Our brains house extremely complex neuronal circuits, whose detailed structures are still largely unknown. This is especially true for the so-called cerebral cortex of mammals, where among other things vision, thoughts or spatial orientation are being computed. Here the rules by which nerve cells are connected to each other are only partly understood. A team of scientists around Moritz Helmstaedter at the Frankfiurt Max Planck Institute for Brain Research and Helene Schmidt (Humboldt University in Berlin) have now discovered a surprisingly precise nerve cell connectivity pattern in the part of the cerebral cortex that is responsible for orienting the individual animal or human in space.
The researchers report online in Nature (Schmidt et al., 2017. Axonal synapse sorting in medial entorhinal cortex, DOI: 10.1038/nature24005) that synapses in...
New technique promises tunable laser devices
Whispering gallery mode (WGM) resonators are used to make tiny micro-lasers, sensors, switches, routers and other devices. These tiny structures rely on a...
Using ultrafast flashes of laser and x-ray radiation, scientists at the Max Planck Institute of Quantum Optics (Garching, Germany) took snapshots of the briefest electron motion inside a solid material to date. The electron motion lasted only 750 billionths of the billionth of a second before it fainted, setting a new record of human capability to capture ultrafast processes inside solids!
When x-rays shine onto solid materials or large molecules, an electron is pushed away from its original place near the nucleus of the atom, leaving a hole...
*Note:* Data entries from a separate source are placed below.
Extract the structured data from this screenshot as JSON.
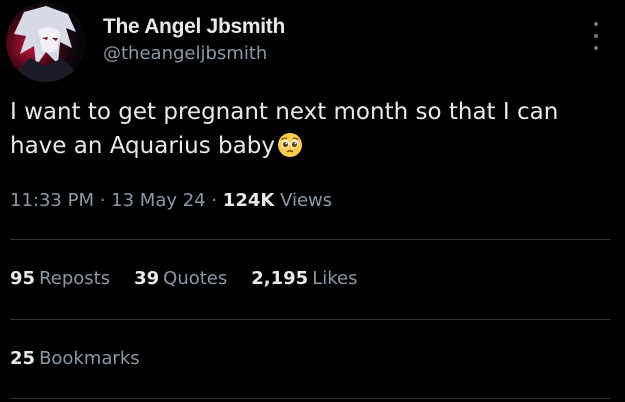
{
  "author": {
    "display_name": "The Angel Jbsmith",
    "handle": "@theangeljbsmith"
  },
  "tweet": {
    "text": "I want to get pregnant next month so that I can have an Aquarius baby",
    "emoji": "pleading-face"
  },
  "meta": {
    "time": "11:33 PM",
    "sep1": " · ",
    "date": "13 May 24",
    "sep2": " · ",
    "views_count": "124K",
    "views_label": "Views"
  },
  "stats": {
    "reposts_count": "95",
    "reposts_label": "Reposts",
    "quotes_count": "39",
    "quotes_label": "Quotes",
    "likes_count": "2,195",
    "likes_label": "Likes"
  },
  "bookmarks": {
    "count": "25",
    "label": "Bookmarks"
  },
  "colors": {
    "background": "#000000",
    "primary_text": "#e7e9ea",
    "secondary_text": "#8b98a5",
    "divider": "#2f3336"
  }
}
For the first time, physicists have successfully imaged spiral magnetic ordering in a multiferroic material. These materials are considered highly promising candidates for future data storage media. The researchers were able to prove their findings using unique quantum sensors that were developed at Basel University and that can analyze electromagnetic fields on the nanometer scale. The results – obtained by scientists from the University of Basel’s Department of Physics, the Swiss Nanoscience Institute, the University of Montpellier and several laboratories from University Paris-Saclay – were recently published in the journal Nature.
Multiferroics are materials that simultaneously react to electric and magnetic fields. These two properties are rarely found together, and their combined...